Read more...

Pages

Subscribe to theartsdesk.com

Thank you for continuing to read our work on theartsdesk.com. For unlimited access to every article in its entirety, including our archive of more than 10,000 pieces, we're asking for £3.95 per month or £30 per year. We feel it's a very good deal, and hope you do too.

To take an annual subscription now simply click here.

And if you're looking for that extra gift for a friend or family member, why not treat them to a theartsdesk.com gift subscription?

latest in today

The Night of the Iguana, Noël Coward Theatre review - Clive...

One of the glories of contemporary London theatre is its revivals of classic American drama. Year after year, audiences are able to revisit and...

The Day We Walked on the Moon, ITV review - it was 50 years...

It was on 16 July 1969 that Apollo 11 lifted off from Florida en route for the Moon, and exactly 50 years later, as we nervously anticipate the...

Inside the Social Network: Facebook's Difficult Year, B...

Not everybody is on Facebook, yet.
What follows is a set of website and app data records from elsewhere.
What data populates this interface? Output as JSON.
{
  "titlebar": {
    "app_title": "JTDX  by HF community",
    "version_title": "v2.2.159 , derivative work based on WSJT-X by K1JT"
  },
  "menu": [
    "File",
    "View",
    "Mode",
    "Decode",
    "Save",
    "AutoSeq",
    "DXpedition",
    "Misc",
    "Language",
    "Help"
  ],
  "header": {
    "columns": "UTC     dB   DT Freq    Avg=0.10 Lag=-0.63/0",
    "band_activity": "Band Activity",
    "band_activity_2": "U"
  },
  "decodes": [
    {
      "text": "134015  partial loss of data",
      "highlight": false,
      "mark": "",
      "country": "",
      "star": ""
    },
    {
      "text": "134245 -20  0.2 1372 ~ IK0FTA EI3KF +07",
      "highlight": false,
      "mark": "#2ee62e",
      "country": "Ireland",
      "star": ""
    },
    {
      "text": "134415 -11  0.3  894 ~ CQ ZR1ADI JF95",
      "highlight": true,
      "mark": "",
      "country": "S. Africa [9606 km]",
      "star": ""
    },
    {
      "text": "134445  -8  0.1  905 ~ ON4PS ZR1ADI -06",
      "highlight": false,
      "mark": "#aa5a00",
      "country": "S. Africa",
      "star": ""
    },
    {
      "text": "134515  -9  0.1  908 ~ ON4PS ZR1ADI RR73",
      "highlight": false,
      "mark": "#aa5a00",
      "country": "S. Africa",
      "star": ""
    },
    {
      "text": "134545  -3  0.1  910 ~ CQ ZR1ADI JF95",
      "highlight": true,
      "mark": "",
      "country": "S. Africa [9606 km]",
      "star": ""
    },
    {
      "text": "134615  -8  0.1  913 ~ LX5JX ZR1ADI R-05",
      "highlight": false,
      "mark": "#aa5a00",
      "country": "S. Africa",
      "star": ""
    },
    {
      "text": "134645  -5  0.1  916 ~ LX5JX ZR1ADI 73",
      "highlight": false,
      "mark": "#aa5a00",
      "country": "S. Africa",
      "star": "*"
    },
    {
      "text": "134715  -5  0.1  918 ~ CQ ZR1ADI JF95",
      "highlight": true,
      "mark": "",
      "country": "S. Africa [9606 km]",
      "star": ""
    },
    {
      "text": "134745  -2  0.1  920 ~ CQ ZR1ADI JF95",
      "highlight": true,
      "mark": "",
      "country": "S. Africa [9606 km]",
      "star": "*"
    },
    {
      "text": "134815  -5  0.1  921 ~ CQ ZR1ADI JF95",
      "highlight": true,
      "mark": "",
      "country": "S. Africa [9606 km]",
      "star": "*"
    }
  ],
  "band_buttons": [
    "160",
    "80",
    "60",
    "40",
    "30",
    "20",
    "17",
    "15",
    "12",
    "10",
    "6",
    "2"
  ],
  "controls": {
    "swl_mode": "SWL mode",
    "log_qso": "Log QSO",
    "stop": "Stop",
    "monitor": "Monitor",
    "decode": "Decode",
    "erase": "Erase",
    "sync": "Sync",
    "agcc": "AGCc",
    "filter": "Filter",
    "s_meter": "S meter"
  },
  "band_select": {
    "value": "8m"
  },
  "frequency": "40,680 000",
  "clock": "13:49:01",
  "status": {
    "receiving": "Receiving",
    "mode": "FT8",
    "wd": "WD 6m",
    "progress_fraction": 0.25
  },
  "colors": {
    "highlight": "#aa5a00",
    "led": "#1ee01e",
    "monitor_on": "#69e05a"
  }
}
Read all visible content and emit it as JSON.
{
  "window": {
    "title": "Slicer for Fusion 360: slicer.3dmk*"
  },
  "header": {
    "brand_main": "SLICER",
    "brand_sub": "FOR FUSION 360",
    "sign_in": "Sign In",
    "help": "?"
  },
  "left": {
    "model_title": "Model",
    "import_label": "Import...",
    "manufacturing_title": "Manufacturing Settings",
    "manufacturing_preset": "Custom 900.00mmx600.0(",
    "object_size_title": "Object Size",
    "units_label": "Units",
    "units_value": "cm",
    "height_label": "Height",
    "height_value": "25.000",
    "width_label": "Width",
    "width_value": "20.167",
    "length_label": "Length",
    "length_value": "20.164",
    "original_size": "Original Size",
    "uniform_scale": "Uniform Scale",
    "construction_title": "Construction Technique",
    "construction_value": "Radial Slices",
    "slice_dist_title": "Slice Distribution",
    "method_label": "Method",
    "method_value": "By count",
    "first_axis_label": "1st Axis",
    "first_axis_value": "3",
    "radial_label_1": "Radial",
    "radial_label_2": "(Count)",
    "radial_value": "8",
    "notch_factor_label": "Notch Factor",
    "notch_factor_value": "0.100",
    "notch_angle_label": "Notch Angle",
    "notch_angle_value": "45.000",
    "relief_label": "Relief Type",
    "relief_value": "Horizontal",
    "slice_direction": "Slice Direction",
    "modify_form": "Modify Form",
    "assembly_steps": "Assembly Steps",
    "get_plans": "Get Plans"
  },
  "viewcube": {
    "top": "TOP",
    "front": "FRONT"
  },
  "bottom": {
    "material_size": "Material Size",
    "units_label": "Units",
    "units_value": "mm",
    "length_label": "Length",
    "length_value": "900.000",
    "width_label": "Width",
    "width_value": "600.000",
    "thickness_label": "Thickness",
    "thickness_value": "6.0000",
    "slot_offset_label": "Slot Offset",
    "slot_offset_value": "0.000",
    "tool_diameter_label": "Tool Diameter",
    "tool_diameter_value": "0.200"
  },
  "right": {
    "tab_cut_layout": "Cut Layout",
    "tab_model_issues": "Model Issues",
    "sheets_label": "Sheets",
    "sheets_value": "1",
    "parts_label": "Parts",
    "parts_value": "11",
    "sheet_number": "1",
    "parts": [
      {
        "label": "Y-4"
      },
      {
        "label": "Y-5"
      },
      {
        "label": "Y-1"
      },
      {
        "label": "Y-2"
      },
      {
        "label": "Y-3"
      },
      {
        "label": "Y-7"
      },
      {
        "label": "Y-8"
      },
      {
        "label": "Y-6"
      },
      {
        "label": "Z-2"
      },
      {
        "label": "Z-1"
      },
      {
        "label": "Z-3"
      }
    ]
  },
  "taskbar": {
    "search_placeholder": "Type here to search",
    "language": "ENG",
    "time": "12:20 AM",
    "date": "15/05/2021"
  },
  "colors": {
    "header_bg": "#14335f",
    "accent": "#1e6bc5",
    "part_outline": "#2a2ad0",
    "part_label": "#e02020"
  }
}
So far, Mark Zuckerberg’s social media monolith has only managed to scrape together about 2.3 billion users,...

Equus, Trafalgar Studios review - passionate intensity

When he gave Martin Dysart, the troubled psychiatrist protagonist of Equus, a line in which he speaks about “moments of experience” being...

Elbow and New Order, Lucca Summer Festival review – a meetin...

Thirty-three years ago, at Manchester's Festival of the Tenth Summer, I fumed that New Order had been given top billing over The...

Whitewash, Soho Theatre review - a wild-at-heart linguistic...

This witty street-smart play about a white-skinned...

CD: Sum 41 - Order In Decline

Sum 41 were one of those light-weight punk-ish bands in unfeasibly...

Django Bates Belovèd Trio, Evan Parker, Wigmore Hall review...

"Genius" is a word to be used sparingly, but Django Bates surely is one. “A musical polymath and prodigiously gifted composer” went the citation...

Don Giovanni, Longborough Festival Opera review - Mozart in...

One of the features of the converted barn that forms the theatre at Longborough is a trio of statues that tops the front pediment of the building...